Coffee is technically a fruit

Coffee beans are actually the seed or pits of a cherry-like berry that grows on bushes. It's called a bean only because of it's shape. The bright red berries are picked and then shucked of their fruit and the green centre seeds are roasted to produce coffee beans as we know them.

In the past, people even used the fruit to make a caffeine-fuelled wine!

There are two main types of coffee beans, but a lot more besides

Most coffee beans you'll buy can be separated into two types: Coffee Robusta and Coffee Arabica. Robusta are cheaper, have more caffeine in them and taste more bitter than Arabica, Arabica are considered to be better tasting with stronger aromatics but tend to push up the average price of a cup. 75% of the coffee beans commercially produced in the world are Arabica, so if you're drinking fresh coffee now, it's likely that it's Arabian.

In reality there are over a hundred different types of coffee beans but the majority never see export markets as the cost and organisation to grow and roast rare beans can be prohibitive.

What's the difference between a latte and cappucino?

There are many ways to serve coffee, whether you use a cafetiere (also known as a French Press), a filter, instant or an espresso machine: how can you tell the difference?

"Espresso" doesn't mean fast, it means forced (and should never be spelled or pronounced "expresso!"). Water is driven through ground beans at high pressures and temperature, causing the grounds to infuse into the water and create a short but powerful "shot" of coffee.
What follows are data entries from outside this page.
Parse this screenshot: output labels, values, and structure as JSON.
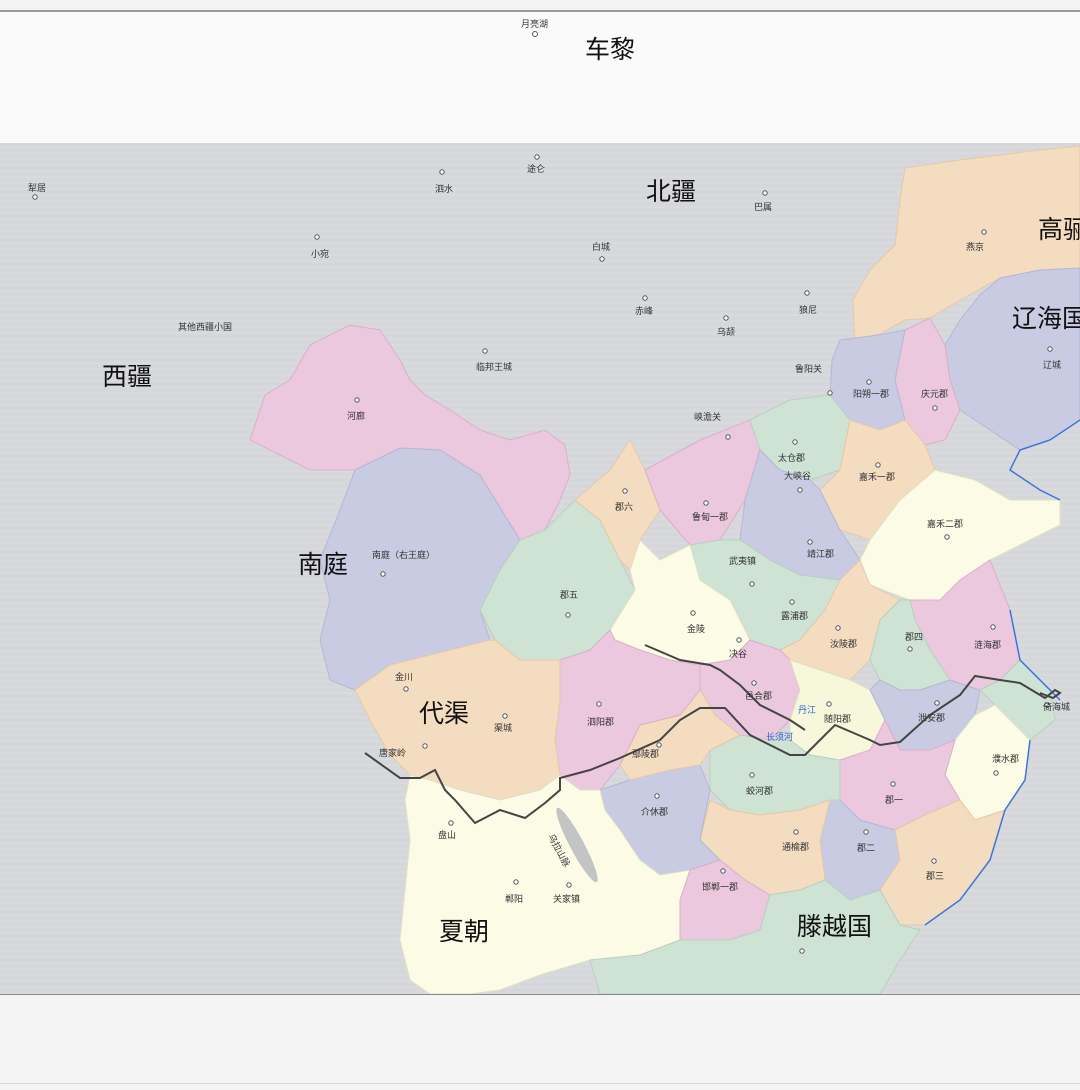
{
  "top_labels": {
    "moon_lake": "月亮湖",
    "cheli": "车黎"
  },
  "regions": {
    "xijiang": "西疆",
    "beijiang": "北疆",
    "gaoli": "高骊",
    "liaohaiguo": "辽海国",
    "nanting": "南庭",
    "daiqu": "代渠",
    "xiachao": "夏朝",
    "tengyueguo": "滕越国"
  },
  "cities": {
    "liju": "犁居",
    "sishui": "泗水",
    "tulun": "途仑",
    "bashu": "巴属",
    "xiaowan": "小宛",
    "baicheng": "白城",
    "chifeng": "赤峰",
    "langni": "狼尼",
    "wuyu": "乌颉",
    "qitaxijiang": "其他西疆小国",
    "linbang": "临邦王城",
    "luyangguan": "鲁阳关",
    "helang": "河廊",
    "xiamanguan": "峡澹关",
    "yanjing": "燕京",
    "liaocheng": "辽城",
    "yangshuoyi": "阳朔一郡",
    "qingyuan": "庆元郡",
    "taicang": "太仓郡",
    "daxiagu": "大峡谷",
    "jiahe1": "嘉禾一郡",
    "junliu": "郡六",
    "ludian1": "鲁甸一郡",
    "jiahe2": "嘉禾二郡",
    "jingjiang": "靖江郡",
    "nanting_city": "南庭（右王庭）",
    "wuyi": "武夷镇",
    "junwu": "郡五",
    "jinling": "金陵",
    "lupu": "露浦郡",
    "lianghai": "涟海郡",
    "ruling": "汝陵郡",
    "junsi": "郡四",
    "juegu": "决谷",
    "jinchuan": "金川",
    "yihe": "邑合郡",
    "suiyang": "随阳郡",
    "yian": "泄安郡",
    "yihaicheng": "倚海城",
    "qucheng": "渠城",
    "siyang": "泗阳郡",
    "tangjialing": "唐家岭",
    "yanling": "鄢陵郡",
    "jiaohe": "蛟河郡",
    "pushui": "濮水郡",
    "junyi": "郡一",
    "panshan": "盘山",
    "jiexiu": "介休郡",
    "tongyu": "通榆郡",
    "juner": "郡二",
    "junsan": "郡三",
    "handu1": "邯郸一郡",
    "yunyang": "郸阳",
    "guanjia": "关家镇",
    "wulashan": "乌拉山脉"
  },
  "rivers": {
    "danjiang": "丹江",
    "changxu": "长须河"
  },
  "colors": {
    "sea": "#d7d8dc",
    "pink": "#ecc8df",
    "lavender": "#c9cbe3",
    "mint": "#cfe3d5",
    "peach": "#f4dcc0",
    "cream": "#fbfbe6",
    "cream2": "#f7f7dc",
    "coast": "#3a78d8",
    "border": "#c9a0a0",
    "route": "#444444"
  }
}
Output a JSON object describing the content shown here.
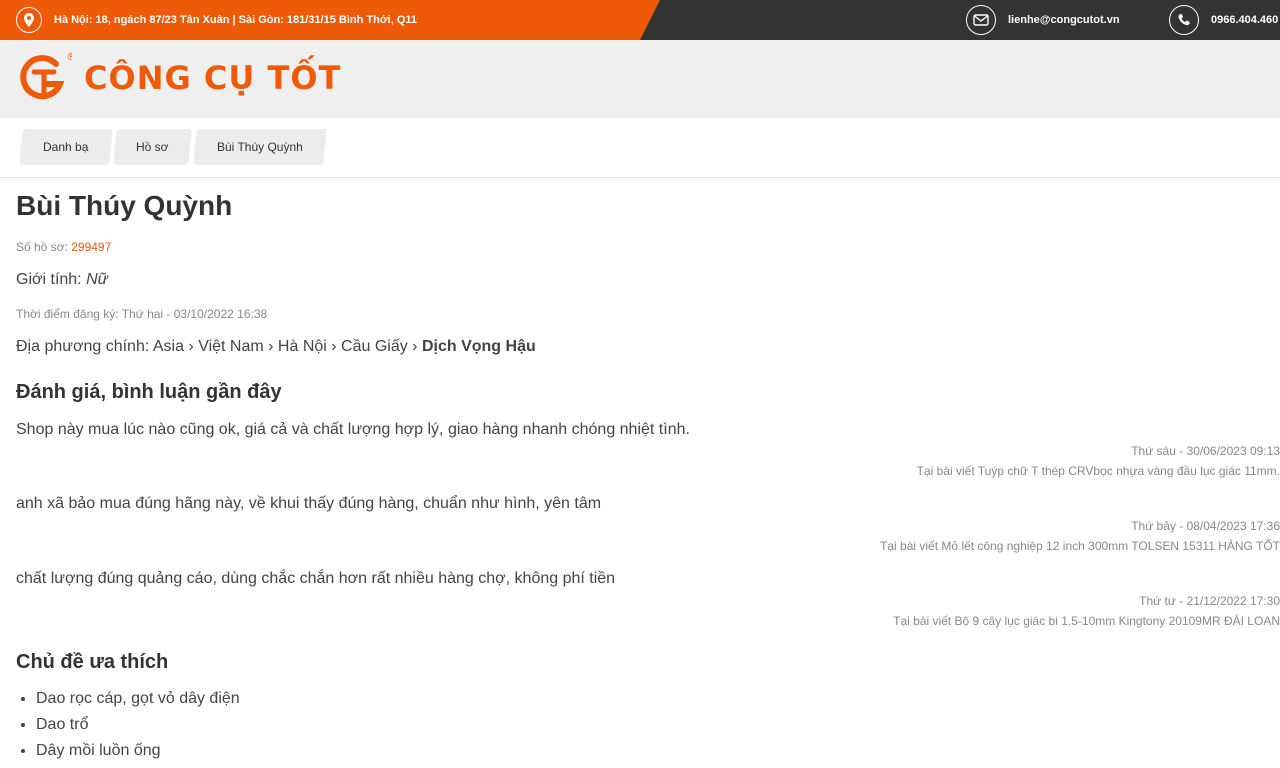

Served on its own it's an "espresso," but during World War II, American soldiers in Italy struggled with the strength, being more used to slow-brewed, longer drinks of coffee at home, so the Italians compromised with the Americano: pouring the coffee into a tall cup or glass of hot water to weaken it.

Add steamed milk and you've got a latte, but if you froth that milk up with the same steamer spout to make a thicker layer of microfoam and you've got a cappuccino: named after the thick, brown habits/cloaks of the Capuchin monks of the Italian Catholic church.

The latest craze being the flat white, an antipodean invention, where in New Zealand they sought to address the ratio of coffee to thick, frothed milk by creating a smoother (flatter) drink with less milk in it, so you could taste the coffee more.

A nice cuppa!
Coffee at Ideal World

How is instant coffee made?

Instant coffee is made the same way as any other cup of coffee: the beans are picked and extracted from the coffee fruit, roasted and ground and prepared in hot water. However, then the coffee is frozen solid in a slow process that produces small crystals and ground into flakes, then the water is removed from the crystals by removing all the air from a chamber and heating it, leaving the dried granules we buy in supermarkets.

When was coffee discovered?

Coffee was discovered in Ethiopia in 800 A.D.. Legend has it that local goat herders noticed their goats "dancing" after eating the beans, and a curious local monk decided to try it for himself, and found it kept him awake at night.

Coffee houses spread across Arabic countries in the middle ages, and came through to Europe via the Ottoman empire. As empires rose and fell over the middle East, coffee culture spread to Paris and London, and from there to the rest of the ancient world.

Coffee was just as popular in 1675 as it is today in major cities, as at this time there were over 3,000 coffee houses in England alone!